The washing machine was going through a particularly vigorous cycle and emitting a noise that sounded like a tribe of warring Zulus.
I was in the bedroom when I smelt a strange odour and wandered out into the kitchen to find it enveloped in smoke that was coming out of the back of the washing machine.
Immediately I turned it off at the wall and unplugged it but still the smoke came out. In the dim recesses of my tiny mind I remembered news items about recalcitrant washing machines that had burst into flames and burnt down entire houses.
So, being the awfulist that I am, I rummaged round in the phone book looking for the number for the fire station after having made the assessment that dialling 111 was a bit over the top.
I found the number and rang it, and a voice said it was no longer connected, so I rushed over to the laptop and looked up the number which was the same.
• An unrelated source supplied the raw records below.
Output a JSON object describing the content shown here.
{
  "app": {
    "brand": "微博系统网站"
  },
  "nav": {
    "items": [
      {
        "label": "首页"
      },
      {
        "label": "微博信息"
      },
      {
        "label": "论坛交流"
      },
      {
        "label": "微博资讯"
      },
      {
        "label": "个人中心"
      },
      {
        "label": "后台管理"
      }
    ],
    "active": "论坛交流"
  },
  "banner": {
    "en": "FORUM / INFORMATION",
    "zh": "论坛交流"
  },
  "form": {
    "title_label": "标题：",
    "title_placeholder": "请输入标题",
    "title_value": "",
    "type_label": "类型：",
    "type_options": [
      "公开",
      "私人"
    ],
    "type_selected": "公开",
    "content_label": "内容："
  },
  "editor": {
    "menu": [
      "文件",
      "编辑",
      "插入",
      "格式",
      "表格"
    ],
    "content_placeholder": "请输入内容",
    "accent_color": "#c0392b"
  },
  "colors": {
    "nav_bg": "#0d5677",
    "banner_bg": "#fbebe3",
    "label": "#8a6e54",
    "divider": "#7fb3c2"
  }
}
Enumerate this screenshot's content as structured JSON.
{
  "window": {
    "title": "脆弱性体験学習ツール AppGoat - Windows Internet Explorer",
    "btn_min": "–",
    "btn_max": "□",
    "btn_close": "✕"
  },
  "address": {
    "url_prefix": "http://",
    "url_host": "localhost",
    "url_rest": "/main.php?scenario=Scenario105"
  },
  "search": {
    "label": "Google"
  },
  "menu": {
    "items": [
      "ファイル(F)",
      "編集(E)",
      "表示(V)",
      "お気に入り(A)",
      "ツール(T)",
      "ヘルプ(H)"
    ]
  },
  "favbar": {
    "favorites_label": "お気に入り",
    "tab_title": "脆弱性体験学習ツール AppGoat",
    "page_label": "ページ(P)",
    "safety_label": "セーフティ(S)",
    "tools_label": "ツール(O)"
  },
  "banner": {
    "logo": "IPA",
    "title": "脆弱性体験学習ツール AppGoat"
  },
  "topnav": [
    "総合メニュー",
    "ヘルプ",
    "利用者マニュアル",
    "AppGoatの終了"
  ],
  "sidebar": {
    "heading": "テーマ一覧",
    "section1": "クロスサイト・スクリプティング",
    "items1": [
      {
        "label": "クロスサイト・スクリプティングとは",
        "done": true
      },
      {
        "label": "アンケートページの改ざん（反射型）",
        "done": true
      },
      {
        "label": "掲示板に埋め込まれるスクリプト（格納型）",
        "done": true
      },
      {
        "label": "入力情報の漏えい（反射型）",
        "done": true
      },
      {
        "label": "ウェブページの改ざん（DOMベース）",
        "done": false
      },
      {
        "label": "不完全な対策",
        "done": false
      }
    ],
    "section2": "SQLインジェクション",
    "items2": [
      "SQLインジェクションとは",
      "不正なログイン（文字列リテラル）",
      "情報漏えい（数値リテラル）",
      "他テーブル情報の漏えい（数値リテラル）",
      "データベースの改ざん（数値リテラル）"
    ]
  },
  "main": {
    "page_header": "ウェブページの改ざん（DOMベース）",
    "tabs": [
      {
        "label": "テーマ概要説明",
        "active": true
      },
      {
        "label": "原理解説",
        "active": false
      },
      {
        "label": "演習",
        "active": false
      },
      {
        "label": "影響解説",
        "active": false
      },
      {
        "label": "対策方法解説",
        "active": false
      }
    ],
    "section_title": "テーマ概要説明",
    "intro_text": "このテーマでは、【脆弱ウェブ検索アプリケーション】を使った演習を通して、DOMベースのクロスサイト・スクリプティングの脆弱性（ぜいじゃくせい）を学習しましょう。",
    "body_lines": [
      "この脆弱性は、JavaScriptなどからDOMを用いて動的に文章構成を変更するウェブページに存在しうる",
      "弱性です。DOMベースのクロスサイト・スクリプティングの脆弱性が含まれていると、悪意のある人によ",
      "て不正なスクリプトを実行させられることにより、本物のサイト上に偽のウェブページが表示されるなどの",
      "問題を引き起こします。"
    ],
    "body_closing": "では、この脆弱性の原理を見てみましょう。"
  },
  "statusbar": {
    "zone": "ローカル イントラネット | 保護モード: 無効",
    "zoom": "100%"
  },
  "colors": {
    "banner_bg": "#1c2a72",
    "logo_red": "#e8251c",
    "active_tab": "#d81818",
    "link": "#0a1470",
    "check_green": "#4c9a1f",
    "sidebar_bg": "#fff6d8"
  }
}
No other choice then but to use the dreaded 111 number and having been a toll operator a thousand years ago, I was faintly interested to not be on the receiving end of such a high drama call.
After selecting my service I was immediately put through to the fire station and told a man what had happened, and suggested that because I live a stone's throw down the road from the station I would be much obliged if they could send a chap over to make sure the machine was not going to catch fire.
He asked if all the doors of the flat were shut, which they weren't, so he told me to close the doors and go and wait outside. So I grabbed the slumbering cat who did not thank me for waking him up from his usual deep morning sleep and went and stood outside.
A few minutes later I heard, much to my embarrassment, the familiar approach of the fire-truck siren.
It shuddered to a halt and out poured a full complement of firemen in full kit, oxygen tanks strapped to their backs as I showed them the offending washing machine, apologising for being a drama queen.
To my relief the bloke in charge uttered the comforting words I was longing to hear: I had done the right thing, and it was lucky that I was home and had not, as I usually do, switched the machine on and sloped off.
But I could tell the washing machine was a disappointment to them. I restrained myself from trotting out the cliche: "Nothing to see here lads, now move along please".
But I did ask about the dud phone number in the book and an officer said it dated back to pre-quake days, which was three years ago and a few phone books have come and gone in the meantime.
They all lumbered out of my tiny flat and I felt like a total fraud as I went back into the kitchen.
They got back into the truck and returned from whence they came. Talk about unbridled excitement.